Don’t Let Rain Dampen Your Italian Spirit: Mastering the Art of Using the Verb ‘Piovere’


Picture a picturesque Italian scene: cobblestone streets, charming cafes, and elegant piazzas. But what happens when rain starts pouring down, threatening to dampen your Italian experience? Fear not, for we are here with an umbrella of knowledge, ready to guide you through the correct usage of the Italian verb ‘piovere’ (to rain). In this blog post, we will explore the intricacies of using ‘piovere’ with the help of SEO headings, keeping you high and dry in the world of Italian grammar.

1. Dancing in the Rain: The Conjugation of ‘Piovere’

Every word in Italian has its unique dance routine when it comes to conjugation, and ‘piovere’ is no exception. Let’s break it down:

  • Io piove (I rain)
  • Tu piovi (You rain)
  • Lui/Lei piove (He/She rains)
  • Noi pioveiamo (We rain)
  • Voi pioveiete (You all rain)
  • Loro piovono (They rain)

2. The Splendor of Present Tense: Using ‘Piovere’ in the Present
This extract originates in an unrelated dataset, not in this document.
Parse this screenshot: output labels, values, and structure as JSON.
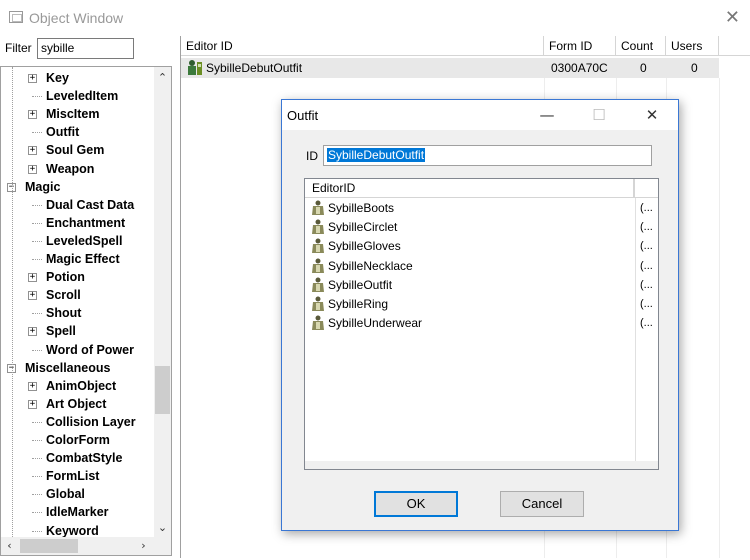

The present tense is the gateway to expressing current actions and ongoing events. Discover how ‘piovere’ shines in the present:

  • Oggi piove. (Today it’s raining.)
  • Non piove spesso in questa stagione. (It doesn’t rain often in this season.)
  • Piove ogni volta che esco senza ombrello. (It rains every time I go out without an umbrella.)

3. Weather Forecast: Talking about the Future with ‘Piovere’

When speaking about the future and upcoming rain showers, the Italian language has a unique trick up its sleeve. Take a look:

  • Domani pioverà tutto il giorno. (Tomorrow it will rain all day.)
  • Speriamo che non piova durante il nostro viaggio. (Let’s hope it doesn’t rain during our trip.)
  • Se pioverà, rimanderemo il picnic. (If it rains, we will postpone the picnic.)

4. Expressing Hypothetical Situations: ‘Piovere’ in the Conditional Form

With ‘piovere’ in the conditional form, you can unfold hypothetical rainy scenarios. Let your imagination run wild:

  • Se piovesse, rimarremmo a casa. (If it rained, we would stay home.)
  • Se piovesse, non andrei al parco. (If it rained, I wouldn’t go to the park.)
  • Se non piovesse, faremmo una passeggiata. (If it didn’t rain, we would take a walk.)


Now that you have learned the steps to maneuver through the Italian rain with grace and confidence, ‘piovere’ will no longer be a dark raincloud hovering above your language skills. Embrace the versatility of ‘piovere,’ allowing you to discuss weather forecasts, express your preferences, and even venture into a world of hypotheticals. So, wherever you go in Italy, rain or shine, remember that mastering ‘piovere’ will make every Italian conversation feel as refreshing as a summer rain. Prendete l’ombrello e camminate felici! (Take an umbrella and walk happily!)